-- What you are asked to do --
Please reproduce all of the entries exactly, without omitting any.

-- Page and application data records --
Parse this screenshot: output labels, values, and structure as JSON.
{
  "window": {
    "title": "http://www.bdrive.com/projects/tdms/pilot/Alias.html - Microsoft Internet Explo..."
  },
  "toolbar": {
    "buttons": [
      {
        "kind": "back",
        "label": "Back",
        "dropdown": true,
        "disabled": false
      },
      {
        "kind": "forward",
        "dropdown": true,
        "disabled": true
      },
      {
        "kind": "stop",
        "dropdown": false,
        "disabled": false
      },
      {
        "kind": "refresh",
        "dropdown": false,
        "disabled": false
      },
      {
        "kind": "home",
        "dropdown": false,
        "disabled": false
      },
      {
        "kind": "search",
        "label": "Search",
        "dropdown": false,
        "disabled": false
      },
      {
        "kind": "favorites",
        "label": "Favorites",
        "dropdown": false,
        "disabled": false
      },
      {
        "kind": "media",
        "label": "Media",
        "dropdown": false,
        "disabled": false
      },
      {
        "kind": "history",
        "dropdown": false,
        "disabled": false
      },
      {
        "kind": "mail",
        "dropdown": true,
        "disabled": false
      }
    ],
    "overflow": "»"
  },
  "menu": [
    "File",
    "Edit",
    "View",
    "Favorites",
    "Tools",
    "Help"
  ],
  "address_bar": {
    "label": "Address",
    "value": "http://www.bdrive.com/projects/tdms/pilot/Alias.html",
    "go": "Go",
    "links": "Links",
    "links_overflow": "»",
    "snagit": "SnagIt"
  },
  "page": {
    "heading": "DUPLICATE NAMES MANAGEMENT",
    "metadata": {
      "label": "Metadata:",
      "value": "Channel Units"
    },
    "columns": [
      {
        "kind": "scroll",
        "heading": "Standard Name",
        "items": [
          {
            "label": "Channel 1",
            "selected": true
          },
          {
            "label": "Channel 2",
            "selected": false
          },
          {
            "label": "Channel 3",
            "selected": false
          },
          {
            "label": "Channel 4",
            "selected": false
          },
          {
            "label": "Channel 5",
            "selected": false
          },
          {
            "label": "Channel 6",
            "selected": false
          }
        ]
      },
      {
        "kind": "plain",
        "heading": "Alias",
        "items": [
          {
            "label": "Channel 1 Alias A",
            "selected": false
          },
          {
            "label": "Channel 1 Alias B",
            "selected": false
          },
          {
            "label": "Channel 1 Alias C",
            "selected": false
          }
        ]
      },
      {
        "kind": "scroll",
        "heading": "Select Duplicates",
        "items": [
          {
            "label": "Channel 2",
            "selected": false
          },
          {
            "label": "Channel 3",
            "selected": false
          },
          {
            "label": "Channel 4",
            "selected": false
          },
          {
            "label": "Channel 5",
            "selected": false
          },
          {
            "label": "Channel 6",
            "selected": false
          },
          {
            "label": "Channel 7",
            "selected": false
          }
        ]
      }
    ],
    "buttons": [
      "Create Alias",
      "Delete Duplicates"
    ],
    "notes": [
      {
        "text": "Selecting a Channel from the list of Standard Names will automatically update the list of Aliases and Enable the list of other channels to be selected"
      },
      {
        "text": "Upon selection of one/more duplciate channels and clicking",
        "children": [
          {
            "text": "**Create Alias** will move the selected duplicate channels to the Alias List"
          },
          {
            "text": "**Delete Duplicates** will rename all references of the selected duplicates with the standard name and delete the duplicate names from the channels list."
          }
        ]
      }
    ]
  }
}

-- Answer box --
Parse this screenshot: output labels, values, and structure as JSON.
{
  "window": {
    "title": "http://www.bdrive.com/projects/tdms/pilot/Alias.html - Microsoft Internet Explo..."
  },
  "toolbar": {
    "buttons": [
      {
        "kind": "back",
        "label": "Back",
        "dropdown": true,
        "disabled": false
      },
      {
        "kind": "forward",
        "dropdown": true,
        "disabled": true
      },
      {
        "kind": "stop",
        "dropdown": false,
        "disabled": false
      },
      {
        "kind": "refresh",
        "dropdown": false,
        "disabled": false
      },
      {
        "kind": "home",
        "dropdown": false,
        "disabled": false
      },
      {
        "kind": "search",
        "label": "Search",
        "dropdown": false,
        "disabled": false
      },
      {
        "kind": "favorites",
        "label": "Favorites",
        "dropdown": false,
        "disabled": false
      },
      {
        "kind": "media",
        "label": "Media",
        "dropdown": false,
        "disabled": false
      },
      {
        "kind": "history",
        "dropdown": false,
        "disabled": false
      },
      {
        "kind": "mail",
        "dropdown": true,
        "disabled": false
      }
    ],
    "overflow": "»"
  },
  "menu": [
    "File",
    "Edit",
    "View",
    "Favorites",
    "Tools",
    "Help"
  ],
  "address_bar": {
    "label": "Address",
    "value": "http://www.bdrive.com/projects/tdms/pilot/Alias.html",
    "go": "Go",
    "links": "Links",
    "links_overflow": "»",
    "snagit": "SnagIt"
  },
  "page": {
    "heading": "DUPLICATE NAMES MANAGEMENT",
    "metadata": {
      "label": "Metadata:",
      "value": "Channel Units"
    },
    "columns": [
      {
        "kind": "scroll",
        "heading": "Standard Name",
        "items": [
          {
            "label": "Channel 1",
            "selected": true
          },
          {
            "label": "Channel 2",
            "selected": false
          },
          {
            "label": "Channel 3",
            "selected": false
          },
          {
            "label": "Channel 4",
            "selected": false
          },
          {
            "label": "Channel 5",
            "selected": false
          },
          {
            "label": "Channel 6",
            "selected": false
          }
        ]
      },
      {
        "kind": "plain",
        "heading": "Alias",
        "items": [
          {
            "label": "Channel 1 Alias A",
            "selected": false
          },
          {
            "label": "Channel 1 Alias B",
            "selected": false
          },
          {
            "label": "Channel 1 Alias C",
            "selected": false
          }
        ]
      },
      {
        "kind": "scroll",
        "heading": "Select Duplicates",
        "items": [
          {
            "label": "Channel 2",
            "selected": false
          },
          {
            "label": "Channel 3",
            "selected": false
          },
          {
            "label": "Channel 4",
            "selected": false
          },
          {
            "label": "Channel 5",
            "selected": false
          },
          {
            "label": "Channel 6",
            "selected": false
          },
          {
            "label": "Channel 7",
            "selected": false
          }
        ]
      }
    ],
    "buttons": [
      "Create Alias",
      "Delete Duplicates"
    ],
    "notes": [
      {
        "text": "Selecting a Channel from the list of Standard Names will automatically update the list of Aliases and Enable the list of other channels to be selected"
      },
      {
        "text": "Upon selection of one/more duplciate channels and clicking",
        "children": [
          {
            "text": "**Create Alias** will move the selected duplicate channels to the Alias List"
          },
          {
            "text": "**Delete Duplicates** will rename all references of the selected duplicates with the standard name and delete the duplicate names from the channels list."
          }
        ]
      }
    ]
  }
}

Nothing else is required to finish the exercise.